As technology continues to grow, and ideas are steadily innovated, the in-memory database improves. As aforementioned, in-memory databases are often eschewed for disk-based storage systems because a traditional storage system’s reliability can more than offset an in-memory database’s quick and instant access. However, that parity is rapidly disappearing. Hybrid databases have recently combined the best of both worlds, giving users the reliability of a traditional system, mixed with the practicality of an in-memory database. These hybrid systems are becoming more and more popular every day.

However, the in-memory database’s most impressive innovation is also one of its most appealing and beneficial features. In-memory databases now take advantage of Non-Volatile Dual In-Line Memory Modules (or NVDIMM for short), which has taken their capabilities to the next level. NVDIMMs allow a database to retain stored data even in the event of a loss of power. Whether power is unexpectedly lost, a system crashes and shuts down, or a user simply removes the power, NVDIMMs allow in-memory databases the capability to maintain their entire data storage while running at full speed, regardless of whether or not they have access to power.

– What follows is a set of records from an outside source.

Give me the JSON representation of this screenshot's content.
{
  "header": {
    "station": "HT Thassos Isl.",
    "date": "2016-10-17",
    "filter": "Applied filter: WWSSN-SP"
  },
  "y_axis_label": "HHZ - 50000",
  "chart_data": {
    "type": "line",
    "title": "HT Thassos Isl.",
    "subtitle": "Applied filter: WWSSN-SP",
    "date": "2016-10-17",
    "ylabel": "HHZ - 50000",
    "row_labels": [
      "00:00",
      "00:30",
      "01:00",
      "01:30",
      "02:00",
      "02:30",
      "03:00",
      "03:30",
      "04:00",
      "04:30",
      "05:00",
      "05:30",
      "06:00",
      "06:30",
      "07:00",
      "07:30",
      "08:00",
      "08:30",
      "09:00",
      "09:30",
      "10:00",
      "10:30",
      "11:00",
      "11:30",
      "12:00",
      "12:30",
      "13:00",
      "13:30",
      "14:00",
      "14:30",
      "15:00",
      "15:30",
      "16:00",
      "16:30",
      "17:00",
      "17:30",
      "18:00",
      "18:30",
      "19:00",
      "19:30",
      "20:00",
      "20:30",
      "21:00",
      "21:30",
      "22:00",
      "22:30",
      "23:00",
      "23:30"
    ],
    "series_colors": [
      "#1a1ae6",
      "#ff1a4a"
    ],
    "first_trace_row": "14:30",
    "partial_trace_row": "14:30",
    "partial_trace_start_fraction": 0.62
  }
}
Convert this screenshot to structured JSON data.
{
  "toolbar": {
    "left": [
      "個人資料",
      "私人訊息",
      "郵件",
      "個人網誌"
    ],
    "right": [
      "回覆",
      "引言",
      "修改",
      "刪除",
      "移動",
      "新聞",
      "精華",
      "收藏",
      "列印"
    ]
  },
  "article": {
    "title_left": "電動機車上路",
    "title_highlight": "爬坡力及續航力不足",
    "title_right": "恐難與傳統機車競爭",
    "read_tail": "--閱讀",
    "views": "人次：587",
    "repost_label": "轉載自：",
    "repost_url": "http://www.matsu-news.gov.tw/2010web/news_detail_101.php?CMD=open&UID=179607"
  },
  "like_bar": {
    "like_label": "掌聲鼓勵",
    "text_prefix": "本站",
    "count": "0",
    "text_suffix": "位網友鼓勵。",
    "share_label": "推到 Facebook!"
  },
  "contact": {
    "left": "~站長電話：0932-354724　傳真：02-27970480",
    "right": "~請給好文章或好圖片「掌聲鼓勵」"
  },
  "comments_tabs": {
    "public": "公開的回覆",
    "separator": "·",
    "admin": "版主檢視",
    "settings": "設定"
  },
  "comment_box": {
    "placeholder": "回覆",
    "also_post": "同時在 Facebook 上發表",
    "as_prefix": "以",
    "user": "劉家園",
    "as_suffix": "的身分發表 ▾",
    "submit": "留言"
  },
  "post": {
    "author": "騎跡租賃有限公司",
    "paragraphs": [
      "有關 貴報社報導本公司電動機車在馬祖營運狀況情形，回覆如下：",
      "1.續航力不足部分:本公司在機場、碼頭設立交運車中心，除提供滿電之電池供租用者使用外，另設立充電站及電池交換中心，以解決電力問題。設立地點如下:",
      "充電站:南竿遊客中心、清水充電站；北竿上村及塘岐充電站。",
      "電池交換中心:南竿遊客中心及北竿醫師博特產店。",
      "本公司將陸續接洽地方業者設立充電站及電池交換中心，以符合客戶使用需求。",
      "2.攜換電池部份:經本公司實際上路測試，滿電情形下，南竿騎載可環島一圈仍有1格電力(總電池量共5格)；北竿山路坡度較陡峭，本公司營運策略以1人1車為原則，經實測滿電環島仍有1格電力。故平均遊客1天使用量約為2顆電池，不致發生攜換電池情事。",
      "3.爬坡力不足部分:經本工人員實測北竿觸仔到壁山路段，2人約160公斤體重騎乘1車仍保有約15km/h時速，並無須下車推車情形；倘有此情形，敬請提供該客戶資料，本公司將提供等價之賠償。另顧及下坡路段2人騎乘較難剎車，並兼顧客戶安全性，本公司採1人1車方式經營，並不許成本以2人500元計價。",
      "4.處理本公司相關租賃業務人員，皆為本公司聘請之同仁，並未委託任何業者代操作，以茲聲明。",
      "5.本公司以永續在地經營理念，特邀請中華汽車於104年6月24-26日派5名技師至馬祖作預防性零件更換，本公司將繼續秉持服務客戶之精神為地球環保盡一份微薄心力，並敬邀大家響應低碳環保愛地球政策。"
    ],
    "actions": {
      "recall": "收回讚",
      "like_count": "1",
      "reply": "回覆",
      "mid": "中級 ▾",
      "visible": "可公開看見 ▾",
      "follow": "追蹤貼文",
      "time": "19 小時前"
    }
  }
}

While the benefits of in-memory databases are not necessarily applicable to the average person, they can be wildly beneficial in the right context. In fact, in-memory databases can perform data management functions at a full order of magnitude faster than their disk-utilizing counterparts. And with innovation, invention, and creation constantly at play in the tech world, in-memory databases are only going to get better, and continue to improve database management.

This Business article was written by George merkel on 12/9/2013